The figure arrived at by Daniel Watney LLP is 25,000, though that assumes every one of London's wharves be decommissioned and built over. Ford's Dagenham Terminal, for instance, is earmarked for nearly 12,000 potential homes, but it's still operational with Ford currently making advanced technology diesel engines at the nearby plant.
Old wharf sites around the capital are already providing sites for new houses — most notoriously at Convoy's Wharf in Deptford. And a redevelopment of Albert Wharf, Swedish Wharf and Comley's Wharf in Hammersmith and Fulham is expected to create 237 homes, plus a further 60 lower cost homes elsewhere in the borough.
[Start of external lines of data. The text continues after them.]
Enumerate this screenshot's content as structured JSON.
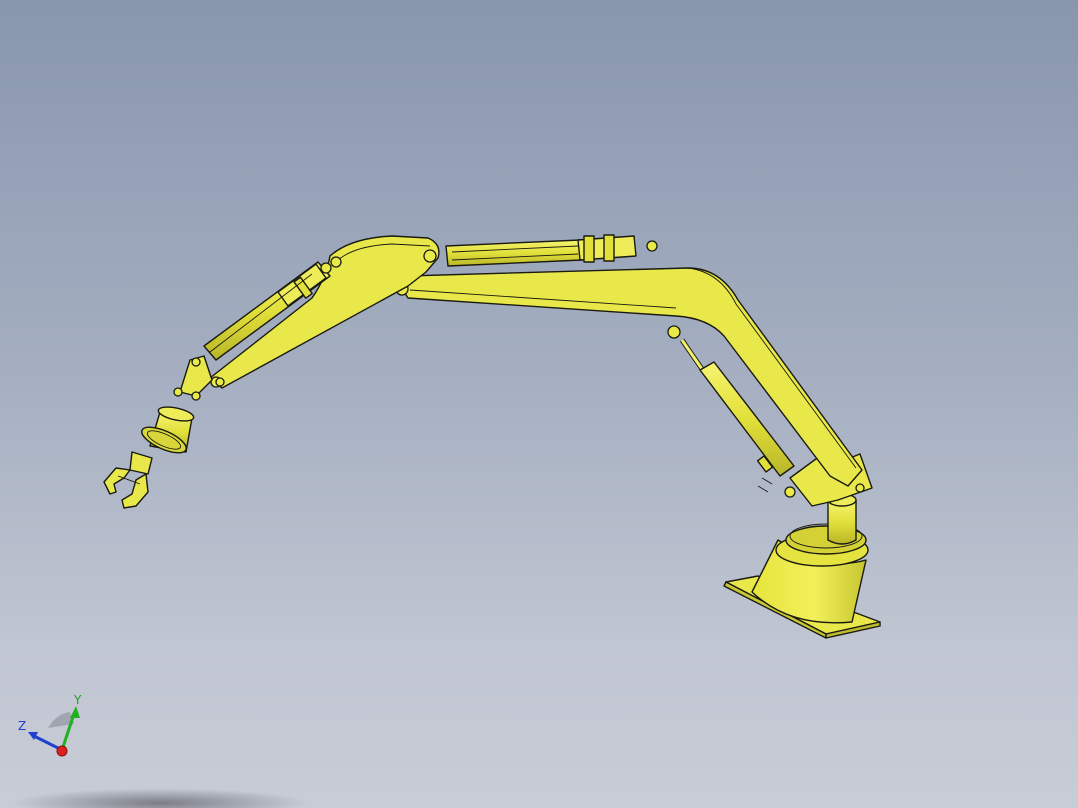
{
  "viewport": {
    "background_top": "#8896ae",
    "background_bottom": "#c8ccd6",
    "model_color": "#e9e84a",
    "edge_color": "#1a1a10"
  },
  "triad": {
    "x_label": "",
    "y_label": "Y",
    "z_label": "Z",
    "x_color": "#e02020",
    "y_color": "#20b020",
    "z_color": "#2040d0"
  }
}
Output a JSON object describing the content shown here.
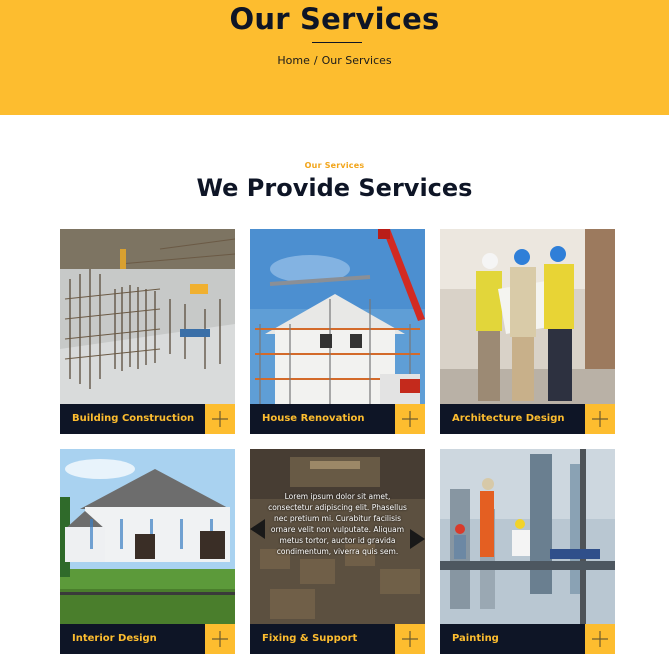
{
  "hero": {
    "title": "Our Services",
    "breadcrumb": {
      "home": "Home",
      "separator": "/",
      "current": "Our Services"
    }
  },
  "section": {
    "eyebrow": "Our Services",
    "title": "We Provide Services"
  },
  "services": [
    {
      "label": "Building Construction"
    },
    {
      "label": "House Renovation"
    },
    {
      "label": "Architecture Design"
    },
    {
      "label": "Interior Design"
    },
    {
      "label": "Fixing & Support",
      "overlay_text": "Lorem ipsum dolor sit amet, consectetur adipiscing elit. Phasellus nec pretium mi. Curabitur facilisis ornare velit non vulputate. Aliquam metus tortor, auctor id gravida condimentum, viverra quis sem."
    },
    {
      "label": "Painting"
    }
  ],
  "colors": {
    "accent": "#fdbd2f",
    "dark": "#0e1526",
    "eyebrow": "#f2a51a"
  },
  "icons": {
    "card_action": "plus-icon"
  }
}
Since we're talking about affordable housing, it's worth taking a moment to consider the types of homes likely to be built in these prime, riverfront locations. At Convoy's Wharf, just 525 of the proposed 3,500 are deemed 'affordable' (though City Hall is currently going through a review to see if more affordable housing can be delivered). The rest, we can presume, would be largely shimmering glass towers lining the Thames, out of the reach of average wage earners.
And yet, and yet... as Dave Hill at the Guardian points out, a third of 'affordable' homes built recently have been funded out of the pockets of private developers. With government reducing the amount of money available to housing associations — and some housing associations stopping building for low rent altogether because of Right to Buy fears — other sources of low cost homes aren't providing what we need. London's sector is still heavily market driven; if we want 'affordable' homes, is it better to give up the wharves to glass and steel mini villages?
Read more: London’s Last Major Maritime Import Dock